Innovation and creativity: Pillars of modern medicine

· This April 21 marks the World Day of Creativity and Innovation, a date that aims to promote creative thinking in different disciplines in order to achieve results that change people’s lives, as is the case of life expectancy in Chile , where according to INE figures, between 1900 and 2020, this has tripled, going from 23.5 to 79.7 years.

· There are many pathologies for which treatment has been found thanks to advances in science and technology. In this note we will know the vision of two specialists in the area of ​​oncology and immunology who attest to that.

Over the years, thousands of scientists around the world have devoted a great deal of time and resources to perfecting and innovating techniques that improve the quality of life of people who suffer from some type of disease.

Among so many advances in different treatments, one that stands out is that of psoriasis, a pathology that causes skin irritation, reddened plaques and dry spots, which cause itching. Until a few years ago, this condition was treated conventionally, which caused inflamed areas to remain on the patient’s skin, since a specific target was not attacked, but rather the symptom of the affected area in general.

With the aim of offering a less invasive option to people who suffer from this pathology, and after extensive research, a new and revolutionary type of treatment was established: biological. “These treatments innovated by offering efficacy results in relation to clean patients of their skin disease in proportions never seen before. The patients began to be free of injuries, which managed to improve their quality of life. These values ​​were previously not achieved with conventional treatments such as methotrexate or phototherapy, among others”indicated Dr. Claudia de la Cruz, dermatologist, Secretary of the International Psoriasis Council, director of the Dermacross Clinic and manager of the Treating Psoriasis campaign.

“Biological treatments come to mark the history of psoriasis, because they are treatments that are going to affect the alteration that exists in psoriasis patients in a very specific way, and not a broad chain of inflammation as is caused by conventional treatments. It is something much safer, more effective and with fewer adverse effects, because it targets a specific target”, added the specialist.

Currently, in Chile, the challenge we face regarding the use of biological treatments is in access.
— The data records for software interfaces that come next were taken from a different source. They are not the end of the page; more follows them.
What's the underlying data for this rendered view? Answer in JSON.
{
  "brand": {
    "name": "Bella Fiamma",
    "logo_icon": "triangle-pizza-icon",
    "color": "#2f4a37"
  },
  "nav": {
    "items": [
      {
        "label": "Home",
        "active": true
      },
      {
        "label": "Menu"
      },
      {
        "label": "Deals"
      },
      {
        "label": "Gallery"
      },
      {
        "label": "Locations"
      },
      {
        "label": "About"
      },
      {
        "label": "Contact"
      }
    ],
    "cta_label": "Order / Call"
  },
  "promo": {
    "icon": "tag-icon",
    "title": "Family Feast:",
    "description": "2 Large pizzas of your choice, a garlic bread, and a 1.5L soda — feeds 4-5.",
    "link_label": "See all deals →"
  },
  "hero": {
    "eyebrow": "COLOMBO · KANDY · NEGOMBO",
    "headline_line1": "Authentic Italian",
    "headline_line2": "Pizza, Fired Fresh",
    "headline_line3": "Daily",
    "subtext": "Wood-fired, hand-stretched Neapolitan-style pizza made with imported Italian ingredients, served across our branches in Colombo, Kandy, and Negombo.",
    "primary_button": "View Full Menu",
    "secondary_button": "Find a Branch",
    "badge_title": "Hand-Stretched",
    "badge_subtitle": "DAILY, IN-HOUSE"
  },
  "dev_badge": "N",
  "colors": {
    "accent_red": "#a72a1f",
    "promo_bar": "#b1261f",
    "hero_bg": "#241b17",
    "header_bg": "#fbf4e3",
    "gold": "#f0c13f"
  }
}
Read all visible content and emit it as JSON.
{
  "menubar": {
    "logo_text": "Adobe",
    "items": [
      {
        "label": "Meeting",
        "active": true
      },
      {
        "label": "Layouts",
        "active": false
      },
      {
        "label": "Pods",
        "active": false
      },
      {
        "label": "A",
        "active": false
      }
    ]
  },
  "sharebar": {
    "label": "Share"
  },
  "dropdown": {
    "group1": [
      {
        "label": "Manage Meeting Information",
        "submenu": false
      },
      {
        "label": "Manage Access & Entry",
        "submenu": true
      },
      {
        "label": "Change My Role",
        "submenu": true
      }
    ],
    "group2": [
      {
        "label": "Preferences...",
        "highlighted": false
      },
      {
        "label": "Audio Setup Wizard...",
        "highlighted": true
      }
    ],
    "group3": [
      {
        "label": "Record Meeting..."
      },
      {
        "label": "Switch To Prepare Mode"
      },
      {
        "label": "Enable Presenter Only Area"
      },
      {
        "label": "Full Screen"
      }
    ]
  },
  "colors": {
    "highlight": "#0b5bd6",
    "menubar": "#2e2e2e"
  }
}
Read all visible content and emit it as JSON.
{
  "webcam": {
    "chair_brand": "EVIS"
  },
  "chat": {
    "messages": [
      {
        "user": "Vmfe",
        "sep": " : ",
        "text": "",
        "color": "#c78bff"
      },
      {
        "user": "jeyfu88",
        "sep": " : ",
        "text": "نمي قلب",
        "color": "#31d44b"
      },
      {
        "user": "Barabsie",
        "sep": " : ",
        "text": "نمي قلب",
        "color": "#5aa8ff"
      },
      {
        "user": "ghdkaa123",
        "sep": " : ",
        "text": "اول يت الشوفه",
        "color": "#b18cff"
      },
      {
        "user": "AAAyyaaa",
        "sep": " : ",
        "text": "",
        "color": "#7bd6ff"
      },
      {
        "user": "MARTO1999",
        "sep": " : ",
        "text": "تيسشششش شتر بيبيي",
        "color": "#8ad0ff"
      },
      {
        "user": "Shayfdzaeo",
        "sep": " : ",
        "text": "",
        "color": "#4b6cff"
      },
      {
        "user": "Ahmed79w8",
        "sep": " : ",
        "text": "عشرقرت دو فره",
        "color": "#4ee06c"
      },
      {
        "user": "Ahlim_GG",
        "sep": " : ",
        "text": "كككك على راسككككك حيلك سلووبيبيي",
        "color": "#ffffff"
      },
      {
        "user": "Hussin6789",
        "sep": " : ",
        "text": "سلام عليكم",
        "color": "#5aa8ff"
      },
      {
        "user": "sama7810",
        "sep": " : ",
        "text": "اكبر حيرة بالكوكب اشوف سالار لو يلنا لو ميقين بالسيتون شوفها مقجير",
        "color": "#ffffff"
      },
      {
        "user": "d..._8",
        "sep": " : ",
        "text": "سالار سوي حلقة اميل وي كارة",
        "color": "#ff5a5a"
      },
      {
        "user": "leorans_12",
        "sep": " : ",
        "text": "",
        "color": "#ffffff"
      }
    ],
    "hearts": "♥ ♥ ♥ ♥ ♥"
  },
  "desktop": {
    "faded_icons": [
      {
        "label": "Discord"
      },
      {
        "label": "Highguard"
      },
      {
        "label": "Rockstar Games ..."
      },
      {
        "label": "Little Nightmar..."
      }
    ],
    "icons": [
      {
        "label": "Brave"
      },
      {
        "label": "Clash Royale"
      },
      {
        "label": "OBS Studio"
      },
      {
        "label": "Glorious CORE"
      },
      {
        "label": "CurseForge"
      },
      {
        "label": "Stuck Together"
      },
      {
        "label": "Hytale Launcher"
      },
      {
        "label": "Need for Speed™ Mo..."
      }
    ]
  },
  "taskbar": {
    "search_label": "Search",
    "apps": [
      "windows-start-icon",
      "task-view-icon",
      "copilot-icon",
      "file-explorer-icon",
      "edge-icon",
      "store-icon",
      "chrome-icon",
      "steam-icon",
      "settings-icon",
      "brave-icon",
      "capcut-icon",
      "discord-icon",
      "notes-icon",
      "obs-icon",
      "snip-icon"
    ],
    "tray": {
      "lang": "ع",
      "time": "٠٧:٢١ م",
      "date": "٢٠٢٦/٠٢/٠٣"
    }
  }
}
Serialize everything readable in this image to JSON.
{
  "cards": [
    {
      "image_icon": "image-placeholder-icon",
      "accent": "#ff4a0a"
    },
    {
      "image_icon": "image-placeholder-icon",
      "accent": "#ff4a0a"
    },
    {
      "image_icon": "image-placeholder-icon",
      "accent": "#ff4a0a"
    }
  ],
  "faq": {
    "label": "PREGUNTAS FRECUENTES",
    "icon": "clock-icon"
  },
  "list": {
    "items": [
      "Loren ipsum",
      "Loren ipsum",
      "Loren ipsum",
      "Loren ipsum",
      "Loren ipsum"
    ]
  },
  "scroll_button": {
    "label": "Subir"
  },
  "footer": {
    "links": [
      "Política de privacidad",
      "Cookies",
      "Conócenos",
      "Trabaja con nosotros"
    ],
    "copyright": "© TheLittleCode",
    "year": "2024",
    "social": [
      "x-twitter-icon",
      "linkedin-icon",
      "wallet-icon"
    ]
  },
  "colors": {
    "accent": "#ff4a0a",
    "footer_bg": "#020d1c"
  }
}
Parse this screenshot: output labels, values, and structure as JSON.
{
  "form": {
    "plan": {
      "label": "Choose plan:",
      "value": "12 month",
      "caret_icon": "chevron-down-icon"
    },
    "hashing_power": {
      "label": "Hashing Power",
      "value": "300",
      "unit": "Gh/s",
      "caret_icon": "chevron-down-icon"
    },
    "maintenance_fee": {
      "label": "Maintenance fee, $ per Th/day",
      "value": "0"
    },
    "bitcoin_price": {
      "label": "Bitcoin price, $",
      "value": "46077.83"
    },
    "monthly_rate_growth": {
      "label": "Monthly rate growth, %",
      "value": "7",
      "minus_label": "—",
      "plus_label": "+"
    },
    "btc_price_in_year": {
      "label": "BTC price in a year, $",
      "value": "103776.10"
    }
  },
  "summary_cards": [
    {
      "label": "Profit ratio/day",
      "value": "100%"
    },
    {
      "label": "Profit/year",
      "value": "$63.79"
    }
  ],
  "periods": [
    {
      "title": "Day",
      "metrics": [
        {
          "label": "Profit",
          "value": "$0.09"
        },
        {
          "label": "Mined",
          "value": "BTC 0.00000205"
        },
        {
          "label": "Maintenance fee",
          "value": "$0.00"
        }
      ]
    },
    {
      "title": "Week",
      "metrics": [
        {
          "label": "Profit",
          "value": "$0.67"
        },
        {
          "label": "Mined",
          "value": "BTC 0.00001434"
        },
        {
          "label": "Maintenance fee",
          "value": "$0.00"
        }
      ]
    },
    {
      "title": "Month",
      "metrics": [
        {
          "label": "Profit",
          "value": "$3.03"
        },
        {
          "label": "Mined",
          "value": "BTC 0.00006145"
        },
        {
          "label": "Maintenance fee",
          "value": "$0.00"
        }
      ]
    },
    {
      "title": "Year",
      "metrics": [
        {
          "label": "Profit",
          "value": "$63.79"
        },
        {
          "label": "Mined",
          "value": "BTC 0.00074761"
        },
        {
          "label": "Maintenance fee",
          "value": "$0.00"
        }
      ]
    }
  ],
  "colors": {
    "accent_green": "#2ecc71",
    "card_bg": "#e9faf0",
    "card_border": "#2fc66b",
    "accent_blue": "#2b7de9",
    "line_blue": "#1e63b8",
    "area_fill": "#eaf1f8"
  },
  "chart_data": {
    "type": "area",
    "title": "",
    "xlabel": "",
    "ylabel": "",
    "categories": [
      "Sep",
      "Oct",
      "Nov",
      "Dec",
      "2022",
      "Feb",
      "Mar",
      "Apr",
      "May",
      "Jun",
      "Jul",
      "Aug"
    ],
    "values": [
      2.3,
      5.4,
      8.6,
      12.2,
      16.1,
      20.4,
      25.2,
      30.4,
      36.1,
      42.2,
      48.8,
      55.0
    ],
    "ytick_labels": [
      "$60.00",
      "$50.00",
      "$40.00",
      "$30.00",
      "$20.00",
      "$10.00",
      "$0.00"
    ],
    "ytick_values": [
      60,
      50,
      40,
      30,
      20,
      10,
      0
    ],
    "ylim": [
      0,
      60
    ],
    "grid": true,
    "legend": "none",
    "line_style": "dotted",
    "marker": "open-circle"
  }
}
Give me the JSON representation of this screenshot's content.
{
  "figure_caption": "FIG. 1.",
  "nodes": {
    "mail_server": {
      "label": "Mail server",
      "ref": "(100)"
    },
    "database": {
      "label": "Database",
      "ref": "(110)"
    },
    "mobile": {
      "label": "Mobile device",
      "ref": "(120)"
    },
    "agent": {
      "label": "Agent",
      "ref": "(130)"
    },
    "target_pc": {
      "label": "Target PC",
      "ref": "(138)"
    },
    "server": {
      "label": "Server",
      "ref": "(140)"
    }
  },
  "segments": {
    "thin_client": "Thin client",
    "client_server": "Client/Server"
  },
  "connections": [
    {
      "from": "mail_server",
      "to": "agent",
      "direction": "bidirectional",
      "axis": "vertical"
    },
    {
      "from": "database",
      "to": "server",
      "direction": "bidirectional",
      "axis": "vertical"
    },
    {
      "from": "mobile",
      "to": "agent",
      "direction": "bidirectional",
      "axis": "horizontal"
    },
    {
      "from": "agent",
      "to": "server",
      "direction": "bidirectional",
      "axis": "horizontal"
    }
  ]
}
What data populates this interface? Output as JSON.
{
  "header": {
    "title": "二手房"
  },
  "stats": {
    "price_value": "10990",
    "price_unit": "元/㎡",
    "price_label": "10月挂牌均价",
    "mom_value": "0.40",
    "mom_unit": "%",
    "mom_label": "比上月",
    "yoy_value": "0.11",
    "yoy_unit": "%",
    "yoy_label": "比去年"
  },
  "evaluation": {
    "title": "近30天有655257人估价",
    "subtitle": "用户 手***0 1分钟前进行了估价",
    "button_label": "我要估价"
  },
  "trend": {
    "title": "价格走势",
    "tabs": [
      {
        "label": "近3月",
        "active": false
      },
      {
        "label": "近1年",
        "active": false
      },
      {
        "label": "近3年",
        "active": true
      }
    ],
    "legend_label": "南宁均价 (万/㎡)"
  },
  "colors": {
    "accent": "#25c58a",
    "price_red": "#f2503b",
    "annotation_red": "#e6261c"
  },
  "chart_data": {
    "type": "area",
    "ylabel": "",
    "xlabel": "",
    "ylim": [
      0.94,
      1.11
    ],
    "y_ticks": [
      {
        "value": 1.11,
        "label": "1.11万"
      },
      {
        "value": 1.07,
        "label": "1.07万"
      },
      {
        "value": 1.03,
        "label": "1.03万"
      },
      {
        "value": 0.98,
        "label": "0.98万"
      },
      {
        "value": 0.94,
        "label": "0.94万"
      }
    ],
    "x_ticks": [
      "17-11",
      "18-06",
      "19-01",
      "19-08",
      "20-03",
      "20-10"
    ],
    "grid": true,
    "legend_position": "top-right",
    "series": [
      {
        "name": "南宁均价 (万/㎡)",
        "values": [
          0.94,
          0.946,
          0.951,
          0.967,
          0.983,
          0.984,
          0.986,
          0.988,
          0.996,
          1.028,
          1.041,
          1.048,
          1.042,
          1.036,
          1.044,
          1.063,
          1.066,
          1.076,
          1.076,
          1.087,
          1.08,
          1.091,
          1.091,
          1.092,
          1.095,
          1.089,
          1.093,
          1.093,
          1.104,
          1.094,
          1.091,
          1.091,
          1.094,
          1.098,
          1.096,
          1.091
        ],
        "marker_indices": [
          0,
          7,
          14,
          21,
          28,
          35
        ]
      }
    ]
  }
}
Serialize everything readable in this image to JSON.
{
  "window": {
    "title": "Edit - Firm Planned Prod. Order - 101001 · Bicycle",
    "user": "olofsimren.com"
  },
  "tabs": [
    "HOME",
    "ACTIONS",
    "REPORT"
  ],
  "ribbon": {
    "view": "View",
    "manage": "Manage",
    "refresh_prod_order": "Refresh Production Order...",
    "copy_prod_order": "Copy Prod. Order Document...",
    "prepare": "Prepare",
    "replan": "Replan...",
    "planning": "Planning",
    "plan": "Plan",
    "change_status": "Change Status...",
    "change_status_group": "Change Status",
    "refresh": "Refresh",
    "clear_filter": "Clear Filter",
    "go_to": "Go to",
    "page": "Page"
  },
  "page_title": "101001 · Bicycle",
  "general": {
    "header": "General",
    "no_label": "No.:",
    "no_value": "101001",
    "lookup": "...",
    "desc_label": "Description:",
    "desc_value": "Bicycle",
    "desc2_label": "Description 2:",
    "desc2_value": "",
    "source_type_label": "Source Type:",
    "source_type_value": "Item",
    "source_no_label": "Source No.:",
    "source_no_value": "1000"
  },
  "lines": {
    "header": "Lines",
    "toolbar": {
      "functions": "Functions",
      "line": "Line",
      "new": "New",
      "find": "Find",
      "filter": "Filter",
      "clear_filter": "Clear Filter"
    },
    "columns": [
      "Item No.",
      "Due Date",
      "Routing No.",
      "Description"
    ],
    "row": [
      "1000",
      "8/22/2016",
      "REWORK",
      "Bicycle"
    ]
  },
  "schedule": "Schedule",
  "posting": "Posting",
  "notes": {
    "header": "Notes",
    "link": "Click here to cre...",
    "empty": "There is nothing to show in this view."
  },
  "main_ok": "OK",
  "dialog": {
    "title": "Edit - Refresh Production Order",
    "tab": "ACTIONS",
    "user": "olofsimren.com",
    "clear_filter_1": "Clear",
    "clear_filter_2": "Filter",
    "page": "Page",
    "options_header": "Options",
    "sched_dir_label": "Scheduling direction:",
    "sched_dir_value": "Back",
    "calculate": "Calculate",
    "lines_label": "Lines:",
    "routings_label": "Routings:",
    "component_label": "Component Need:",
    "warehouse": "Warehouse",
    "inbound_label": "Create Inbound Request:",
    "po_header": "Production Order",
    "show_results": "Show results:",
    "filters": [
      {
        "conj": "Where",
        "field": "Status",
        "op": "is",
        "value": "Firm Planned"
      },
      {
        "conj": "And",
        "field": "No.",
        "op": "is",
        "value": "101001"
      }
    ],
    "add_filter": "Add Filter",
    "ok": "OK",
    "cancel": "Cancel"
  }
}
This is why Dr. de la Cruz was emphatic in pointing out that in the country “we need the will to improve the quality of our data to be able to go to the payers, that is, the Government, to convince them that psoriasis is a disease that must be treated. . It is the only way for biological therapies to reach all the patients who require them.”

As in psoriasis, innovation and creativity have played a crucial role in the development of treatments in hematology and oncology. This was stated by Dr. Javier Zelada, Head of the Transfusion Medicine Unit of the Universidad de los Andes Clinic and specialist in hematology.

“Hematology as we knew it has changed. There was a paradigm shift in the case of chronic lymphatic leukemia. We never thought that we would be focused on measuring minimal residual disease in indolent lymphomas, or guiding the use of drugs according to genetic mutations. It is without a doubt a revolution that we have the privilege and the duty to follow, in order to give the best results to our society and to our patients”, indicated the expert in the field.

Another area highlighted by Dr. Zelada that has made great progress in recent years is personalized medicine, since he specified that “it is undoubtedly one of the great revolutions of our time, allowing the differentiation of particular characteristics of a pathology that previously only it had a homogeneous clinical presentation, managing to define different risks in patients and thus focus therapeutic efforts”.

“We have witnessed how science applied to the service of medicine has been taking previously unthinkable steps for several years, thanks to innovation in basic sciences as well as in biomedical sciences. On the other hand, creativity has made it possible to make more effective use of health resources, both in solving problems in clinical practice and in the development of teaching and the transmission of new medical knowledge”, concluded the specialist.

For her part, Dr. de la Cruz complemented what her peer said, pointing out that “throughout all the years, medicine has shown us the importance of creativity and innovation. They are those scientists and doctors, great observers and great creatives, who have been able to achieve great advances in science. For example, there is penicillin, which was originally a fungus. Someone saw the potential there and today we see what it became, something that changed the history of humanity, changed the lives of patients dramatically. From there we see the real importance of the relevance of creativity and innovation within medicine”.